By: E&P Staff
Universal Press Syndicate today posted an interview it conducted with cartoonist Jim Davis as the 30th anniversary of his “Garfield” comic nears.
The strip launched June 19, 1978, in just 41 newspapers — and now appears in more than 2,400.
Some of the Q&As:
Q: You’ve been drawing “Garfield” for 30 years now. Looking back, what was the most exciting event that happened during your career with regards to the strip?
A: While it can’t be considered an event, being embraced by the readers is what I’ve found most exciting about doing the strip. The knowledge that my effort is entertaining someone gets me out of bed in the morning. It’s a heady experience.
Q: What’s the last time you laughed out loud over a comic strip that another cartoonist did?
A: It was just a few weeks ago. The strip is “PVP” (Player vs. Player) by Scott Kurtz. His timing is flawless. “PVP” isn’t in newspapers, it’s online. Some of the sharpest stuff is being done online by some very talented, young artists. They keep me looking over my shoulder.”
Q: Did you ever consider another name for “Garfield” other than the name of your grandfather?
A: I originally planned to call the strip “Jon,” the adventures of a single guy who owns a cat. However, every time I wrote a gag, the cat got the punch line. I couldn’t write around the stupid cat. I finally had to admit that the cat had the dominant personality (and ego), so I named the strip “Garfield,” the adventures of a cat who owns a single guy.
Q: What little known fact about Garfield do you know that many of us don’t? For example, we’ve heard, but we can’t confirm, that in Garfield’s early years there was an increase in people seeking orange tabby cats, making them a much sought after item. How cool is that if it’s true?
A: 30 years ago dogs outnumbered cats in American households, now, cats outnumber dogs. Coincidence? I think not.
Here’s something nobody knows (until now): Years ago I did another strip called “U.S. Acres.” When I ended the feature, one character refused to retire.
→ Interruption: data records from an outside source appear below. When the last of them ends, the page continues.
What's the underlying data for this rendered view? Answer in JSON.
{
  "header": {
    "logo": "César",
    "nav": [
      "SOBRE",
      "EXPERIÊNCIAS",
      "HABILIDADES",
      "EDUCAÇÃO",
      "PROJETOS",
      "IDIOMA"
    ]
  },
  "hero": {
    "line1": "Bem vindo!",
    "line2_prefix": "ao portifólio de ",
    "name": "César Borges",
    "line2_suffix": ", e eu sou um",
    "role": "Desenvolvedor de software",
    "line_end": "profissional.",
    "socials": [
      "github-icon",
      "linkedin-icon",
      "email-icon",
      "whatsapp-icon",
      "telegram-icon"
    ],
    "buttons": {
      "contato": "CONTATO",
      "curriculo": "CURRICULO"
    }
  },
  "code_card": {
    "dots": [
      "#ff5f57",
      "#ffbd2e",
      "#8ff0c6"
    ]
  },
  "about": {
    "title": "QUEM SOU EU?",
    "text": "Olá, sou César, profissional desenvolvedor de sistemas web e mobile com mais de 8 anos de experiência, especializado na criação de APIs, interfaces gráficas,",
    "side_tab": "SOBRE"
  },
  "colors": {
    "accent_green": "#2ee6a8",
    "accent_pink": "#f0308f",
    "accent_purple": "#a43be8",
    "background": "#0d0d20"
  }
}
When Jon and Garfield visit the farm today, look in the background. Sometimes Roy the rooster peeks out from behind a tree and waves.
Q: You’ve always been so laid back about people who do parodies or who poke fun at “Garfield.” What gives? Isn’t some righteous anger in order?
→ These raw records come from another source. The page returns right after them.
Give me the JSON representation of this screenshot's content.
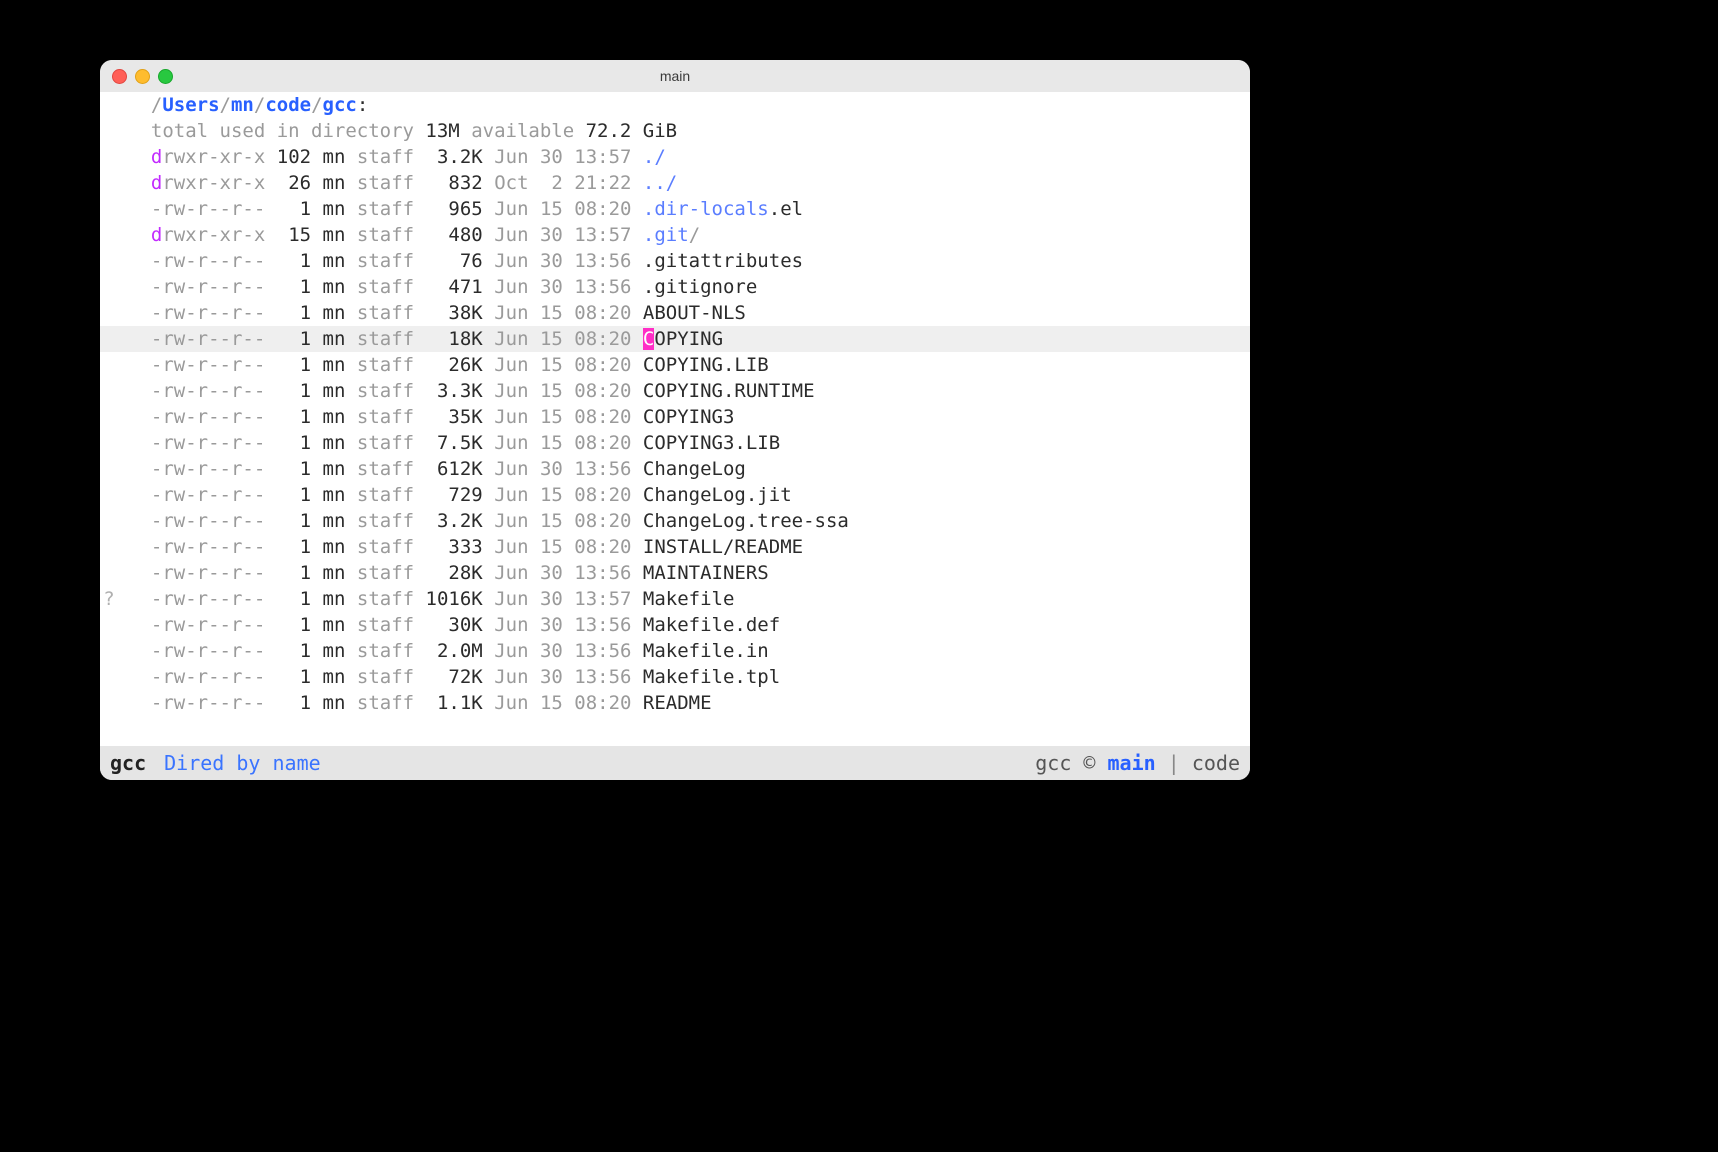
{
  "window": {
    "title": "main"
  },
  "path": {
    "lead": "/",
    "segments": [
      "Users",
      "mn",
      "code",
      "gcc"
    ],
    "sep": "/",
    "trail": ":"
  },
  "summary": {
    "prefix": "total used in directory ",
    "used": "13M",
    "avail_label": " available ",
    "avail": "72.2 GiB"
  },
  "entries": [
    {
      "perm_d": "d",
      "perm": "rwxr-xr-x",
      "links": "102",
      "user": "mn",
      "group": "staff",
      "size": "3.2K",
      "date": "Jun 30 13:57",
      "name_pre": "",
      "name": "./",
      "name_post": "",
      "style": "blue2",
      "hl": false
    },
    {
      "perm_d": "d",
      "perm": "rwxr-xr-x",
      "links": " 26",
      "user": "mn",
      "group": "staff",
      "size": " 832",
      "date": "Oct  2 21:22",
      "name_pre": "",
      "name": "../",
      "name_post": "",
      "style": "blue2",
      "hl": false
    },
    {
      "perm_d": "-",
      "perm": "rw-r--r--",
      "links": "  1",
      "user": "mn",
      "group": "staff",
      "size": " 965",
      "date": "Jun 15 08:20",
      "name_pre": "",
      "name": ".dir-locals",
      "name_post": ".el",
      "style": "blue2",
      "hl": false
    },
    {
      "perm_d": "d",
      "perm": "rwxr-xr-x",
      "links": " 15",
      "user": "mn",
      "group": "staff",
      "size": " 480",
      "date": "Jun 30 13:57",
      "name_pre": "",
      "name": ".git",
      "name_post": "/",
      "style": "blue2",
      "hl": false
    },
    {
      "perm_d": "-",
      "perm": "rw-r--r--",
      "links": "  1",
      "user": "mn",
      "group": "staff",
      "size": "  76",
      "date": "Jun 30 13:56",
      "name_pre": "",
      "name": ".gitattributes",
      "name_post": "",
      "style": "fg",
      "hl": false
    },
    {
      "perm_d": "-",
      "perm": "rw-r--r--",
      "links": "  1",
      "user": "mn",
      "group": "staff",
      "size": " 471",
      "date": "Jun 30 13:56",
      "name_pre": "",
      "name": ".gitignore",
      "name_post": "",
      "style": "fg",
      "hl": false
    },
    {
      "perm_d": "-",
      "perm": "rw-r--r--",
      "links": "  1",
      "user": "mn",
      "group": "staff",
      "size": " 38K",
      "date": "Jun 15 08:20",
      "name_pre": "",
      "name": "ABOUT-NLS",
      "name_post": "",
      "style": "fg",
      "hl": false
    },
    {
      "perm_d": "-",
      "perm": "rw-r--r--",
      "links": "  1",
      "user": "mn",
      "group": "staff",
      "size": " 18K",
      "date": "Jun 15 08:20",
      "name_pre": "C",
      "name": "OPYING",
      "name_post": "",
      "style": "fg",
      "hl": true
    },
    {
      "perm_d": "-",
      "perm": "rw-r--r--",
      "links": "  1",
      "user": "mn",
      "group": "staff",
      "size": " 26K",
      "date": "Jun 15 08:20",
      "name_pre": "",
      "name": "COPYING.LIB",
      "name_post": "",
      "style": "fg",
      "hl": false
    },
    {
      "perm_d": "-",
      "perm": "rw-r--r--",
      "links": "  1",
      "user": "mn",
      "group": "staff",
      "size": "3.3K",
      "date": "Jun 15 08:20",
      "name_pre": "",
      "name": "COPYING.RUNTIME",
      "name_post": "",
      "style": "fg",
      "hl": false
    },
    {
      "perm_d": "-",
      "perm": "rw-r--r--",
      "links": "  1",
      "user": "mn",
      "group": "staff",
      "size": " 35K",
      "date": "Jun 15 08:20",
      "name_pre": "",
      "name": "COPYING3",
      "name_post": "",
      "style": "fg",
      "hl": false
    },
    {
      "perm_d": "-",
      "perm": "rw-r--r--",
      "links": "  1",
      "user": "mn",
      "group": "staff",
      "size": "7.5K",
      "date": "Jun 15 08:20",
      "name_pre": "",
      "name": "COPYING3.LIB",
      "name_post": "",
      "style": "fg",
      "hl": false
    },
    {
      "perm_d": "-",
      "perm": "rw-r--r--",
      "links": "  1",
      "user": "mn",
      "group": "staff",
      "size": "612K",
      "date": "Jun 30 13:56",
      "name_pre": "",
      "name": "ChangeLog",
      "name_post": "",
      "style": "fg",
      "hl": false
    },
    {
      "perm_d": "-",
      "perm": "rw-r--r--",
      "links": "  1",
      "user": "mn",
      "group": "staff",
      "size": " 729",
      "date": "Jun 15 08:20",
      "name_pre": "",
      "name": "ChangeLog.jit",
      "name_post": "",
      "style": "fg",
      "hl": false
    },
    {
      "perm_d": "-",
      "perm": "rw-r--r--",
      "links": "  1",
      "user": "mn",
      "group": "staff",
      "size": "3.2K",
      "date": "Jun 15 08:20",
      "name_pre": "",
      "name": "ChangeLog.tree-ssa",
      "name_post": "",
      "style": "fg",
      "hl": false
    },
    {
      "perm_d": "-",
      "perm": "rw-r--r--",
      "links": "  1",
      "user": "mn",
      "group": "staff",
      "size": " 333",
      "date": "Jun 15 08:20",
      "name_pre": "",
      "name": "INSTALL/README",
      "name_post": "",
      "style": "fg",
      "hl": false
    },
    {
      "perm_d": "-",
      "perm": "rw-r--r--",
      "links": "  1",
      "user": "mn",
      "group": "staff",
      "size": " 28K",
      "date": "Jun 30 13:56",
      "name_pre": "",
      "name": "MAINTAINERS",
      "name_post": "",
      "style": "fg",
      "hl": false
    },
    {
      "perm_d": "-",
      "perm": "rw-r--r--",
      "links": "  1",
      "user": "mn",
      "group": "staff",
      "size": "1016K",
      "date": "Jun 30 13:57",
      "name_pre": "",
      "name": "Makefile",
      "name_post": "",
      "style": "fg",
      "hl": false,
      "gutter": "?"
    },
    {
      "perm_d": "-",
      "perm": "rw-r--r--",
      "links": "  1",
      "user": "mn",
      "group": "staff",
      "size": " 30K",
      "date": "Jun 30 13:56",
      "name_pre": "",
      "name": "Makefile.def",
      "name_post": "",
      "style": "fg",
      "hl": false
    },
    {
      "perm_d": "-",
      "perm": "rw-r--r--",
      "links": "  1",
      "user": "mn",
      "group": "staff",
      "size": "2.0M",
      "date": "Jun 30 13:56",
      "name_pre": "",
      "name": "Makefile.in",
      "name_post": "",
      "style": "fg",
      "hl": false
    },
    {
      "perm_d": "-",
      "perm": "rw-r--r--",
      "links": "  1",
      "user": "mn",
      "group": "staff",
      "size": " 72K",
      "date": "Jun 30 13:56",
      "name_pre": "",
      "name": "Makefile.tpl",
      "name_post": "",
      "style": "fg",
      "hl": false
    },
    {
      "perm_d": "-",
      "perm": "rw-r--r--",
      "links": "  1",
      "user": "mn",
      "group": "staff",
      "size": "1.1K",
      "date": "Jun 15 08:20",
      "name_pre": "",
      "name": "README",
      "name_post": "",
      "style": "fg",
      "hl": false
    }
  ],
  "modeline": {
    "buffer": "gcc",
    "mode": "Dired by name",
    "right_project": "gcc",
    "vc_symbol": "©",
    "branch": "main",
    "sep": "|",
    "context": "code"
  }
}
A: Hey, if nobody cared, there would be no parodies. I’ll take the parodies.
The full interview with Davis can be seen here.